### Available data
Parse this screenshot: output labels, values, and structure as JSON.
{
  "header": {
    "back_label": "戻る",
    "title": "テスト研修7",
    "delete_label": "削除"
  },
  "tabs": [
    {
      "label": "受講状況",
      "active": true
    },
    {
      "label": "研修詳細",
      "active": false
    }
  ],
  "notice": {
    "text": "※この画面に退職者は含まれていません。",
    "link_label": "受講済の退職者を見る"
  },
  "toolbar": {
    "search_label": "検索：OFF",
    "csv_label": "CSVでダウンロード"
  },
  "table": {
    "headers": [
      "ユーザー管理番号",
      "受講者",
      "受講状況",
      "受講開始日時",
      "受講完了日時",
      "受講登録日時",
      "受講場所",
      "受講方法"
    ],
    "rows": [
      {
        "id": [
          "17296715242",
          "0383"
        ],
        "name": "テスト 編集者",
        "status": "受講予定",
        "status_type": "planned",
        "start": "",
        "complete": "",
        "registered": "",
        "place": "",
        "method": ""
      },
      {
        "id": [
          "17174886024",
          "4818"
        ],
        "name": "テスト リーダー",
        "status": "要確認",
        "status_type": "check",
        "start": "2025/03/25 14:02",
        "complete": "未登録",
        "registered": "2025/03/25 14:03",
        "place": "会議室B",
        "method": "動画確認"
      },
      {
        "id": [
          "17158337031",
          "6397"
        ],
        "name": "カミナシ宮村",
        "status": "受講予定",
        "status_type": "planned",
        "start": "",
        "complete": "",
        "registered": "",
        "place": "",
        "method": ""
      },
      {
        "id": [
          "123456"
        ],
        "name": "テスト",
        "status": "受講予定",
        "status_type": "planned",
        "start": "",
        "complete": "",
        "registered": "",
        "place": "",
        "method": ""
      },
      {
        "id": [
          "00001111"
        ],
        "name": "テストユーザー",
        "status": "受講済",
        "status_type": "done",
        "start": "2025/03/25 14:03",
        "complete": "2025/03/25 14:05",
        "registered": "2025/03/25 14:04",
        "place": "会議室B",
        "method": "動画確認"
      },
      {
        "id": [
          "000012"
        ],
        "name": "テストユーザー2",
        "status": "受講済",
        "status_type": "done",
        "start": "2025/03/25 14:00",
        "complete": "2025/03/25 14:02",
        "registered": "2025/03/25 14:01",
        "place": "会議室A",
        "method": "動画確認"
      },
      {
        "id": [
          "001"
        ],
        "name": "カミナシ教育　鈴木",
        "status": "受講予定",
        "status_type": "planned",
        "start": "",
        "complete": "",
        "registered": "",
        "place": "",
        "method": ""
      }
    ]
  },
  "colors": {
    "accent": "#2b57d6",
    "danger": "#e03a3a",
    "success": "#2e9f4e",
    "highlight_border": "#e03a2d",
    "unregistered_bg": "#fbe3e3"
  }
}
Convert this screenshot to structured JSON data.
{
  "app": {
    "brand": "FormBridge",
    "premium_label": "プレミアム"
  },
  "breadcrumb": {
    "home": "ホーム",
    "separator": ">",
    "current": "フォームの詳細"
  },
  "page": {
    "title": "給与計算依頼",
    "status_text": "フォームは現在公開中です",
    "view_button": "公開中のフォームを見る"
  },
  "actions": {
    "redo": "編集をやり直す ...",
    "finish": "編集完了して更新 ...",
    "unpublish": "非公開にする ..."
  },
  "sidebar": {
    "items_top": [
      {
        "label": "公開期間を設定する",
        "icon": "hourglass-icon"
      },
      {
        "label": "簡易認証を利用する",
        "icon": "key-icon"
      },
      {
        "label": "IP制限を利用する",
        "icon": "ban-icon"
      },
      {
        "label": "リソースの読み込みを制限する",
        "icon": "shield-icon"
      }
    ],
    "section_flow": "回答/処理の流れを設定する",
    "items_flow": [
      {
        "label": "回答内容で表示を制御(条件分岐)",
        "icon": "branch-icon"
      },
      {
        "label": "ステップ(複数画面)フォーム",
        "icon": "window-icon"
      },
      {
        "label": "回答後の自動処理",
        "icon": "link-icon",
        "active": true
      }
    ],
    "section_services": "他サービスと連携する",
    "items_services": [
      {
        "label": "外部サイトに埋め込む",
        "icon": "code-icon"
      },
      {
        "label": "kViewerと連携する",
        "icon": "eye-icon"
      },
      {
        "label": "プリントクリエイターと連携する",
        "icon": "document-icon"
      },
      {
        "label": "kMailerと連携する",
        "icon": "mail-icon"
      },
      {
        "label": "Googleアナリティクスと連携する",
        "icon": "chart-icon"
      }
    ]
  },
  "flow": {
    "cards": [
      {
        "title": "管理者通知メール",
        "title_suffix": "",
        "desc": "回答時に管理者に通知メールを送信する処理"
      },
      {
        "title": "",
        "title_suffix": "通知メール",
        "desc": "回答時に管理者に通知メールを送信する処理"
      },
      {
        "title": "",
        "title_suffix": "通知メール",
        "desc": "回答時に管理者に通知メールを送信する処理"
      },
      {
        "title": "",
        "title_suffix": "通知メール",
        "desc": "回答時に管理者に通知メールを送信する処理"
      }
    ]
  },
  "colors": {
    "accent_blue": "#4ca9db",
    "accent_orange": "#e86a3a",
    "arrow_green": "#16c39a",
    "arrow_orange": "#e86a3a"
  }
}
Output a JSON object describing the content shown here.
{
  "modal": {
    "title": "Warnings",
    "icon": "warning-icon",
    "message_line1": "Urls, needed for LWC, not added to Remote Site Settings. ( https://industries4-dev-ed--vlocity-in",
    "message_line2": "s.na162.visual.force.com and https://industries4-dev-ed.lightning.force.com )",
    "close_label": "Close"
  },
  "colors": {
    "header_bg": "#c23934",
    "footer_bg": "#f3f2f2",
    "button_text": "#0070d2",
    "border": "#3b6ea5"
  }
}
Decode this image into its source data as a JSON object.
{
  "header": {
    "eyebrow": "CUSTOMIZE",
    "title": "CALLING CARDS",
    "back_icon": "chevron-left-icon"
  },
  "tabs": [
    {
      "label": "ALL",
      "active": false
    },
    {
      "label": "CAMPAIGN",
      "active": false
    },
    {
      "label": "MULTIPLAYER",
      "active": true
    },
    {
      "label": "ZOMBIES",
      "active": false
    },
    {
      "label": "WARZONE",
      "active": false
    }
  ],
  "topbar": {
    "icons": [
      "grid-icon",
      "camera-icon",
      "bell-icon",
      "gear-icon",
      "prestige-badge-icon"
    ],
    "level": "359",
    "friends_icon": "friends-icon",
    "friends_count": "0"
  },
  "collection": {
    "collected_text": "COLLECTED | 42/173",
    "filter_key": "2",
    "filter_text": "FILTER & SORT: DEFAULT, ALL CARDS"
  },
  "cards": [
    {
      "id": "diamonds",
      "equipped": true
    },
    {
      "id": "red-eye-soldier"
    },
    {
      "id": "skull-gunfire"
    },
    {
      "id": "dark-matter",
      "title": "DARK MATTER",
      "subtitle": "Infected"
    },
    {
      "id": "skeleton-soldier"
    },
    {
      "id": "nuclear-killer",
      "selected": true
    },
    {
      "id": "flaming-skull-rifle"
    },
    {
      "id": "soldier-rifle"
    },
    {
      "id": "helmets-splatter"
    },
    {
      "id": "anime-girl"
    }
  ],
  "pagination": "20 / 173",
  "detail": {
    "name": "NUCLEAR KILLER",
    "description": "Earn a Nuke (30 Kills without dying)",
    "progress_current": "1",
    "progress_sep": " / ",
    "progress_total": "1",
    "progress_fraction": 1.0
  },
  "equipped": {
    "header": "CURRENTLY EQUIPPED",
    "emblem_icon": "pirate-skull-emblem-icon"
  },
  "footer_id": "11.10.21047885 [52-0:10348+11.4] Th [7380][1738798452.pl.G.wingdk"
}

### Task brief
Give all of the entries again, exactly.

### Final answer
Parse this screenshot: output labels, values, and structure as JSON.
{
  "header": {
    "back_label": "戻る",
    "title": "テスト研修7",
    "delete_label": "削除"
  },
  "tabs": [
    {
      "label": "受講状況",
      "active": true
    },
    {
      "label": "研修詳細",
      "active": false
    }
  ],
  "notice": {
    "text": "※この画面に退職者は含まれていません。",
    "link_label": "受講済の退職者を見る"
  },
  "toolbar": {
    "search_label": "検索：OFF",
    "csv_label": "CSVでダウンロード"
  },
  "table": {
    "headers": [
      "ユーザー管理番号",
      "受講者",
      "受講状況",
      "受講開始日時",
      "受講完了日時",
      "受講登録日時",
      "受講場所",
      "受講方法"
    ],
    "rows": [
      {
        "id": [
          "17296715242",
          "0383"
        ],
        "name": "テスト 編集者",
        "status": "受講予定",
        "status_type": "planned",
        "start": "",
        "complete": "",
        "registered": "",
        "place": "",
        "method": ""
      },
      {
        "id": [
          "17174886024",
          "4818"
        ],
        "name": "テスト リーダー",
        "status": "要確認",
        "status_type": "check",
        "start": "2025/03/25 14:02",
        "complete": "未登録",
        "registered": "2025/03/25 14:03",
        "place": "会議室B",
        "method": "動画確認"
      },
      {
        "id": [
          "17158337031",
          "6397"
        ],
        "name": "カミナシ宮村",
        "status": "受講予定",
        "status_type": "planned",
        "start": "",
        "complete": "",
        "registered": "",
        "place": "",
        "method": ""
      },
      {
        "id": [
          "123456"
        ],
        "name": "テスト",
        "status": "受講予定",
        "status_type": "planned",
        "start": "",
        "complete": "",
        "registered": "",
        "place": "",
        "method": ""
      },
      {
        "id": [
          "00001111"
        ],
        "name": "テストユーザー",
        "status": "受講済",
        "status_type": "done",
        "start": "2025/03/25 14:03",
        "complete": "2025/03/25 14:05",
        "registered": "2025/03/25 14:04",
        "place": "会議室B",
        "method": "動画確認"
      },
      {
        "id": [
          "000012"
        ],
        "name": "テストユーザー2",
        "status": "受講済",
        "status_type": "done",
        "start": "2025/03/25 14:00",
        "complete": "2025/03/25 14:02",
        "registered": "2025/03/25 14:01",
        "place": "会議室A",
        "method": "動画確認"
      },
      {
        "id": [
          "001"
        ],
        "name": "カミナシ教育　鈴木",
        "status": "受講予定",
        "status_type": "planned",
        "start": "",
        "complete": "",
        "registered": "",
        "place": "",
        "method": ""
      }
    ]
  },
  "colors": {
    "accent": "#2b57d6",
    "danger": "#e03a3a",
    "success": "#2e9f4e",
    "highlight_border": "#e03a2d",
    "unregistered_bg": "#fbe3e3"
  }
}
Convert this screenshot to structured JSON data.
{
  "app": {
    "brand": "FormBridge",
    "premium_label": "プレミアム"
  },
  "breadcrumb": {
    "home": "ホーム",
    "separator": ">",
    "current": "フォームの詳細"
  },
  "page": {
    "title": "給与計算依頼",
    "status_text": "フォームは現在公開中です",
    "view_button": "公開中のフォームを見る"
  },
  "actions": {
    "redo": "編集をやり直す ...",
    "finish": "編集完了して更新 ...",
    "unpublish": "非公開にする ..."
  },
  "sidebar": {
    "items_top": [
      {
        "label": "公開期間を設定する",
        "icon": "hourglass-icon"
      },
      {
        "label": "簡易認証を利用する",
        "icon": "key-icon"
      },
      {
        "label": "IP制限を利用する",
        "icon": "ban-icon"
      },
      {
        "label": "リソースの読み込みを制限する",
        "icon": "shield-icon"
      }
    ],
    "section_flow": "回答/処理の流れを設定する",
    "items_flow": [
      {
        "label": "回答内容で表示を制御(条件分岐)",
        "icon": "branch-icon"
      },
      {
        "label": "ステップ(複数画面)フォーム",
        "icon": "window-icon"
      },
      {
        "label": "回答後の自動処理",
        "icon": "link-icon",
        "active": true
      }
    ],
    "section_services": "他サービスと連携する",
    "items_services": [
      {
        "label": "外部サイトに埋め込む",
        "icon": "code-icon"
      },
      {
        "label": "kViewerと連携する",
        "icon": "eye-icon"
      },
      {
        "label": "プリントクリエイターと連携する",
        "icon": "document-icon"
      },
      {
        "label": "kMailerと連携する",
        "icon": "mail-icon"
      },
      {
        "label": "Googleアナリティクスと連携する",
        "icon": "chart-icon"
      }
    ]
  },
  "flow": {
    "cards": [
      {
        "title": "管理者通知メール",
        "title_suffix": "",
        "desc": "回答時に管理者に通知メールを送信する処理"
      },
      {
        "title": "",
        "title_suffix": "通知メール",
        "desc": "回答時に管理者に通知メールを送信する処理"
      },
      {
        "title": "",
        "title_suffix": "通知メール",
        "desc": "回答時に管理者に通知メールを送信する処理"
      },
      {
        "title": "",
        "title_suffix": "通知メール",
        "desc": "回答時に管理者に通知メールを送信する処理"
      }
    ]
  },
  "colors": {
    "accent_blue": "#4ca9db",
    "accent_orange": "#e86a3a",
    "arrow_green": "#16c39a",
    "arrow_orange": "#e86a3a"
  }
}
Output a JSON object describing the content shown here.
{
  "modal": {
    "title": "Warnings",
    "icon": "warning-icon",
    "message_line1": "Urls, needed for LWC, not added to Remote Site Settings. ( https://industries4-dev-ed--vlocity-in",
    "message_line2": "s.na162.visual.force.com and https://industries4-dev-ed.lightning.force.com )",
    "close_label": "Close"
  },
  "colors": {
    "header_bg": "#c23934",
    "footer_bg": "#f3f2f2",
    "button_text": "#0070d2",
    "border": "#3b6ea5"
  }
}
Decode this image into its source data as a JSON object.
{
  "header": {
    "eyebrow": "CUSTOMIZE",
    "title": "CALLING CARDS",
    "back_icon": "chevron-left-icon"
  },
  "tabs": [
    {
      "label": "ALL",
      "active": false
    },
    {
      "label": "CAMPAIGN",
      "active": false
    },
    {
      "label": "MULTIPLAYER",
      "active": true
    },
    {
      "label": "ZOMBIES",
      "active": false
    },
    {
      "label": "WARZONE",
      "active": false
    }
  ],
  "topbar": {
    "icons": [
      "grid-icon",
      "camera-icon",
      "bell-icon",
      "gear-icon",
      "prestige-badge-icon"
    ],
    "level": "359",
    "friends_icon": "friends-icon",
    "friends_count": "0"
  },
  "collection": {
    "collected_text": "COLLECTED | 42/173",
    "filter_key": "2",
    "filter_text": "FILTER & SORT: DEFAULT, ALL CARDS"
  },
  "cards": [
    {
      "id": "diamonds",
      "equipped": true
    },
    {
      "id": "red-eye-soldier"
    },
    {
      "id": "skull-gunfire"
    },
    {
      "id": "dark-matter",
      "title": "DARK MATTER",
      "subtitle": "Infected"
    },
    {
      "id": "skeleton-soldier"
    },
    {
      "id": "nuclear-killer",
      "selected": true
    },
    {
      "id": "flaming-skull-rifle"
    },
    {
      "id": "soldier-rifle"
    },
    {
      "id": "helmets-splatter"
    },
    {
      "id": "anime-girl"
    }
  ],
  "pagination": "20 / 173",
  "detail": {
    "name": "NUCLEAR KILLER",
    "description": "Earn a Nuke (30 Kills without dying)",
    "progress_current": "1",
    "progress_sep": " / ",
    "progress_total": "1",
    "progress_fraction": 1.0
  },
  "equipped": {
    "header": "CURRENTLY EQUIPPED",
    "emblem_icon": "pirate-skull-emblem-icon"
  },
  "footer_id": "11.10.21047885 [52-0:10348+11.4] Th [7380][1738798452.pl.G.wingdk"
}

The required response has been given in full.